**What the exercise asks**
Repeat the data below in full. Pictures must not be part of the copy.

**Material supplied**
-------------------------
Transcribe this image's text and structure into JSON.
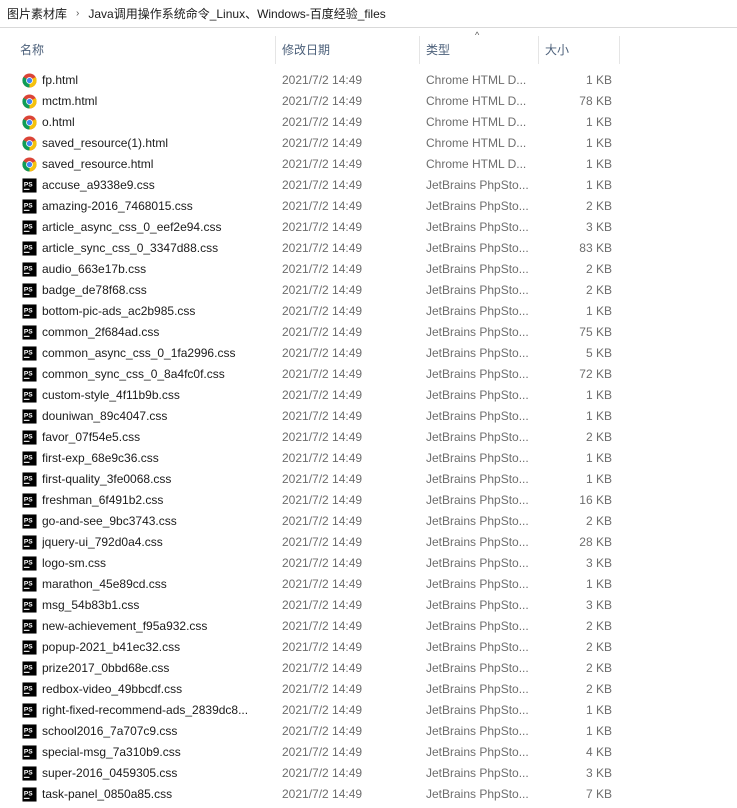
{
  "breadcrumb": {
    "items": [
      "图片素材库",
      "Java调用操作系统命令_Linux、Windows-百度经验_files"
    ],
    "separator": "›"
  },
  "columns": {
    "name": "名称",
    "date": "修改日期",
    "type": "类型",
    "size": "大小",
    "sort_indicator": "^"
  },
  "icons": {
    "html": "chrome-icon",
    "css": "phpstorm-icon"
  },
  "colors": {
    "header_text": "#4c607a",
    "meta_text": "#6d6d6d",
    "ps_icon_bg": "#000000"
  },
  "files": [
    {
      "name": "fp.html",
      "date": "2021/7/2 14:49",
      "type": "Chrome HTML D...",
      "size": "1 KB",
      "icon": "html"
    },
    {
      "name": "mctm.html",
      "date": "2021/7/2 14:49",
      "type": "Chrome HTML D...",
      "size": "78 KB",
      "icon": "html"
    },
    {
      "name": "o.html",
      "date": "2021/7/2 14:49",
      "type": "Chrome HTML D...",
      "size": "1 KB",
      "icon": "html"
    },
    {
      "name": "saved_resource(1).html",
      "date": "2021/7/2 14:49",
      "type": "Chrome HTML D...",
      "size": "1 KB",
      "icon": "html"
    },
    {
      "name": "saved_resource.html",
      "date": "2021/7/2 14:49",
      "type": "Chrome HTML D...",
      "size": "1 KB",
      "icon": "html"
    },
    {
      "name": "accuse_a9338e9.css",
      "date": "2021/7/2 14:49",
      "type": "JetBrains PhpSto...",
      "size": "1 KB",
      "icon": "css"
    },
    {
      "name": "amazing-2016_7468015.css",
      "date": "2021/7/2 14:49",
      "type": "JetBrains PhpSto...",
      "size": "2 KB",
      "icon": "css"
    },
    {
      "name": "article_async_css_0_eef2e94.css",
      "date": "2021/7/2 14:49",
      "type": "JetBrains PhpSto...",
      "size": "3 KB",
      "icon": "css"
    },
    {
      "name": "article_sync_css_0_3347d88.css",
      "date": "2021/7/2 14:49",
      "type": "JetBrains PhpSto...",
      "size": "83 KB",
      "icon": "css"
    },
    {
      "name": "audio_663e17b.css",
      "date": "2021/7/2 14:49",
      "type": "JetBrains PhpSto...",
      "size": "2 KB",
      "icon": "css"
    },
    {
      "name": "badge_de78f68.css",
      "date": "2021/7/2 14:49",
      "type": "JetBrains PhpSto...",
      "size": "2 KB",
      "icon": "css"
    },
    {
      "name": "bottom-pic-ads_ac2b985.css",
      "date": "2021/7/2 14:49",
      "type": "JetBrains PhpSto...",
      "size": "1 KB",
      "icon": "css"
    },
    {
      "name": "common_2f684ad.css",
      "date": "2021/7/2 14:49",
      "type": "JetBrains PhpSto...",
      "size": "75 KB",
      "icon": "css"
    },
    {
      "name": "common_async_css_0_1fa2996.css",
      "date": "2021/7/2 14:49",
      "type": "JetBrains PhpSto...",
      "size": "5 KB",
      "icon": "css"
    },
    {
      "name": "common_sync_css_0_8a4fc0f.css",
      "date": "2021/7/2 14:49",
      "type": "JetBrains PhpSto...",
      "size": "72 KB",
      "icon": "css"
    },
    {
      "name": "custom-style_4f11b9b.css",
      "date": "2021/7/2 14:49",
      "type": "JetBrains PhpSto...",
      "size": "1 KB",
      "icon": "css"
    },
    {
      "name": "douniwan_89c4047.css",
      "date": "2021/7/2 14:49",
      "type": "JetBrains PhpSto...",
      "size": "1 KB",
      "icon": "css"
    },
    {
      "name": "favor_07f54e5.css",
      "date": "2021/7/2 14:49",
      "type": "JetBrains PhpSto...",
      "size": "2 KB",
      "icon": "css"
    },
    {
      "name": "first-exp_68e9c36.css",
      "date": "2021/7/2 14:49",
      "type": "JetBrains PhpSto...",
      "size": "1 KB",
      "icon": "css"
    },
    {
      "name": "first-quality_3fe0068.css",
      "date": "2021/7/2 14:49",
      "type": "JetBrains PhpSto...",
      "size": "1 KB",
      "icon": "css"
    },
    {
      "name": "freshman_6f491b2.css",
      "date": "2021/7/2 14:49",
      "type": "JetBrains PhpSto...",
      "size": "16 KB",
      "icon": "css"
    },
    {
      "name": "go-and-see_9bc3743.css",
      "date": "2021/7/2 14:49",
      "type": "JetBrains PhpSto...",
      "size": "2 KB",
      "icon": "css"
    },
    {
      "name": "jquery-ui_792d0a4.css",
      "date": "2021/7/2 14:49",
      "type": "JetBrains PhpSto...",
      "size": "28 KB",
      "icon": "css"
    },
    {
      "name": "logo-sm.css",
      "date": "2021/7/2 14:49",
      "type": "JetBrains PhpSto...",
      "size": "3 KB",
      "icon": "css"
    },
    {
      "name": "marathon_45e89cd.css",
      "date": "2021/7/2 14:49",
      "type": "JetBrains PhpSto...",
      "size": "1 KB",
      "icon": "css"
    },
    {
      "name": "msg_54b83b1.css",
      "date": "2021/7/2 14:49",
      "type": "JetBrains PhpSto...",
      "size": "3 KB",
      "icon": "css"
    },
    {
      "name": "new-achievement_f95a932.css",
      "date": "2021/7/2 14:49",
      "type": "JetBrains PhpSto...",
      "size": "2 KB",
      "icon": "css"
    },
    {
      "name": "popup-2021_b41ec32.css",
      "date": "2021/7/2 14:49",
      "type": "JetBrains PhpSto...",
      "size": "2 KB",
      "icon": "css"
    },
    {
      "name": "prize2017_0bbd68e.css",
      "date": "2021/7/2 14:49",
      "type": "JetBrains PhpSto...",
      "size": "2 KB",
      "icon": "css"
    },
    {
      "name": "redbox-video_49bbcdf.css",
      "date": "2021/7/2 14:49",
      "type": "JetBrains PhpSto...",
      "size": "2 KB",
      "icon": "css"
    },
    {
      "name": "right-fixed-recommend-ads_2839dc8...",
      "date": "2021/7/2 14:49",
      "type": "JetBrains PhpSto...",
      "size": "1 KB",
      "icon": "css"
    },
    {
      "name": "school2016_7a707c9.css",
      "date": "2021/7/2 14:49",
      "type": "JetBrains PhpSto...",
      "size": "1 KB",
      "icon": "css"
    },
    {
      "name": "special-msg_7a310b9.css",
      "date": "2021/7/2 14:49",
      "type": "JetBrains PhpSto...",
      "size": "4 KB",
      "icon": "css"
    },
    {
      "name": "super-2016_0459305.css",
      "date": "2021/7/2 14:49",
      "type": "JetBrains PhpSto...",
      "size": "3 KB",
      "icon": "css"
    },
    {
      "name": "task-panel_0850a85.css",
      "date": "2021/7/2 14:49",
      "type": "JetBrains PhpSto...",
      "size": "7 KB",
      "icon": "css"
    }
  ]
}
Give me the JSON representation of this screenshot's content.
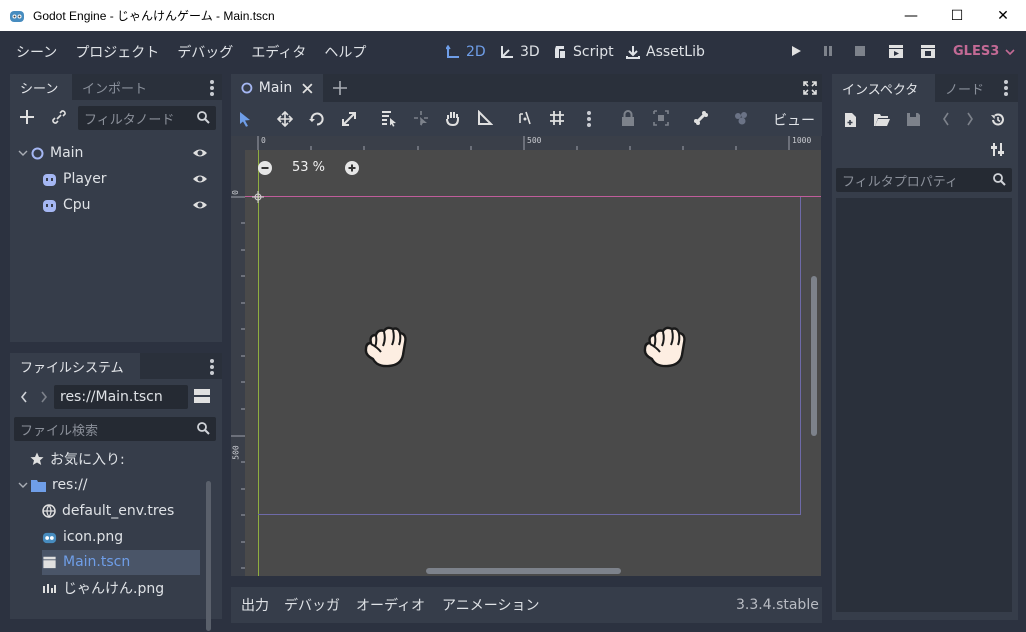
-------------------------
**Reply to the exercise**
Transcribe this image's text and structure into JSON.
{
  "breadcrumb": {
    "items": [
      "图片素材库",
      "Java调用操作系统命令_Linux、Windows-百度经验_files"
    ],
    "separator": "›"
  },
  "columns": {
    "name": "名称",
    "date": "修改日期",
    "type": "类型",
    "size": "大小",
    "sort_indicator": "^"
  },
  "icons": {
    "html": "chrome-icon",
    "css": "phpstorm-icon"
  },
  "colors": {
    "header_text": "#4c607a",
    "meta_text": "#6d6d6d",
    "ps_icon_bg": "#000000"
  },
  "files": [
    {
      "name": "fp.html",
      "date": "2021/7/2 14:49",
      "type": "Chrome HTML D...",
      "size": "1 KB",
      "icon": "html"
    },
    {
      "name": "mctm.html",
      "date": "2021/7/2 14:49",
      "type": "Chrome HTML D...",
      "size": "78 KB",
      "icon": "html"
    },
    {
      "name": "o.html",
      "date": "2021/7/2 14:49",
      "type": "Chrome HTML D...",
      "size": "1 KB",
      "icon": "html"
    },
    {
      "name": "saved_resource(1).html",
      "date": "2021/7/2 14:49",
      "type": "Chrome HTML D...",
      "size": "1 KB",
      "icon": "html"
    },
    {
      "name": "saved_resource.html",
      "date": "2021/7/2 14:49",
      "type": "Chrome HTML D...",
      "size": "1 KB",
      "icon": "html"
    },
    {
      "name": "accuse_a9338e9.css",
      "date": "2021/7/2 14:49",
      "type": "JetBrains PhpSto...",
      "size": "1 KB",
      "icon": "css"
    },
    {
      "name": "amazing-2016_7468015.css",
      "date": "2021/7/2 14:49",
      "type": "JetBrains PhpSto...",
      "size": "2 KB",
      "icon": "css"
    },
    {
      "name": "article_async_css_0_eef2e94.css",
      "date": "2021/7/2 14:49",
      "type": "JetBrains PhpSto...",
      "size": "3 KB",
      "icon": "css"
    },
    {
      "name": "article_sync_css_0_3347d88.css",
      "date": "2021/7/2 14:49",
      "type": "JetBrains PhpSto...",
      "size": "83 KB",
      "icon": "css"
    },
    {
      "name": "audio_663e17b.css",
      "date": "2021/7/2 14:49",
      "type": "JetBrains PhpSto...",
      "size": "2 KB",
      "icon": "css"
    },
    {
      "name": "badge_de78f68.css",
      "date": "2021/7/2 14:49",
      "type": "JetBrains PhpSto...",
      "size": "2 KB",
      "icon": "css"
    },
    {
      "name": "bottom-pic-ads_ac2b985.css",
      "date": "2021/7/2 14:49",
      "type": "JetBrains PhpSto...",
      "size": "1 KB",
      "icon": "css"
    },
    {
      "name": "common_2f684ad.css",
      "date": "2021/7/2 14:49",
      "type": "JetBrains PhpSto...",
      "size": "75 KB",
      "icon": "css"
    },
    {
      "name": "common_async_css_0_1fa2996.css",
      "date": "2021/7/2 14:49",
      "type": "JetBrains PhpSto...",
      "size": "5 KB",
      "icon": "css"
    },
    {
      "name": "common_sync_css_0_8a4fc0f.css",
      "date": "2021/7/2 14:49",
      "type": "JetBrains PhpSto...",
      "size": "72 KB",
      "icon": "css"
    },
    {
      "name": "custom-style_4f11b9b.css",
      "date": "2021/7/2 14:49",
      "type": "JetBrains PhpSto...",
      "size": "1 KB",
      "icon": "css"
    },
    {
      "name": "douniwan_89c4047.css",
      "date": "2021/7/2 14:49",
      "type": "JetBrains PhpSto...",
      "size": "1 KB",
      "icon": "css"
    },
    {
      "name": "favor_07f54e5.css",
      "date": "2021/7/2 14:49",
      "type": "JetBrains PhpSto...",
      "size": "2 KB",
      "icon": "css"
    },
    {
      "name": "first-exp_68e9c36.css",
      "date": "2021/7/2 14:49",
      "type": "JetBrains PhpSto...",
      "size": "1 KB",
      "icon": "css"
    },
    {
      "name": "first-quality_3fe0068.css",
      "date": "2021/7/2 14:49",
      "type": "JetBrains PhpSto...",
      "size": "1 KB",
      "icon": "css"
    },
    {
      "name": "freshman_6f491b2.css",
      "date": "2021/7/2 14:49",
      "type": "JetBrains PhpSto...",
      "size": "16 KB",
      "icon": "css"
    },
    {
      "name": "go-and-see_9bc3743.css",
      "date": "2021/7/2 14:49",
      "type": "JetBrains PhpSto...",
      "size": "2 KB",
      "icon": "css"
    },
    {
      "name": "jquery-ui_792d0a4.css",
      "date": "2021/7/2 14:49",
      "type": "JetBrains PhpSto...",
      "size": "28 KB",
      "icon": "css"
    },
    {
      "name": "logo-sm.css",
      "date": "2021/7/2 14:49",
      "type": "JetBrains PhpSto...",
      "size": "3 KB",
      "icon": "css"
    },
    {
      "name": "marathon_45e89cd.css",
      "date": "2021/7/2 14:49",
      "type": "JetBrains PhpSto...",
      "size": "1 KB",
      "icon": "css"
    },
    {
      "name": "msg_54b83b1.css",
      "date": "2021/7/2 14:49",
      "type": "JetBrains PhpSto...",
      "size": "3 KB",
      "icon": "css"
    },
    {
      "name": "new-achievement_f95a932.css",
      "date": "2021/7/2 14:49",
      "type": "JetBrains PhpSto...",
      "size": "2 KB",
      "icon": "css"
    },
    {
      "name": "popup-2021_b41ec32.css",
      "date": "2021/7/2 14:49",
      "type": "JetBrains PhpSto...",
      "size": "2 KB",
      "icon": "css"
    },
    {
      "name": "prize2017_0bbd68e.css",
      "date": "2021/7/2 14:49",
      "type": "JetBrains PhpSto...",
      "size": "2 KB",
      "icon": "css"
    },
    {
      "name": "redbox-video_49bbcdf.css",
      "date": "2021/7/2 14:49",
      "type": "JetBrains PhpSto...",
      "size": "2 KB",
      "icon": "css"
    },
    {
      "name": "right-fixed-recommend-ads_2839dc8...",
      "date": "2021/7/2 14:49",
      "type": "JetBrains PhpSto...",
      "size": "1 KB",
      "icon": "css"
    },
    {
      "name": "school2016_7a707c9.css",
      "date": "2021/7/2 14:49",
      "type": "JetBrains PhpSto...",
      "size": "1 KB",
      "icon": "css"
    },
    {
      "name": "special-msg_7a310b9.css",
      "date": "2021/7/2 14:49",
      "type": "JetBrains PhpSto...",
      "size": "4 KB",
      "icon": "css"
    },
    {
      "name": "super-2016_0459305.css",
      "date": "2021/7/2 14:49",
      "type": "JetBrains PhpSto...",
      "size": "3 KB",
      "icon": "css"
    },
    {
      "name": "task-panel_0850a85.css",
      "date": "2021/7/2 14:49",
      "type": "JetBrains PhpSto...",
      "size": "7 KB",
      "icon": "css"
    }
  ]
}
Give me the JSON representation of this screenshot's content.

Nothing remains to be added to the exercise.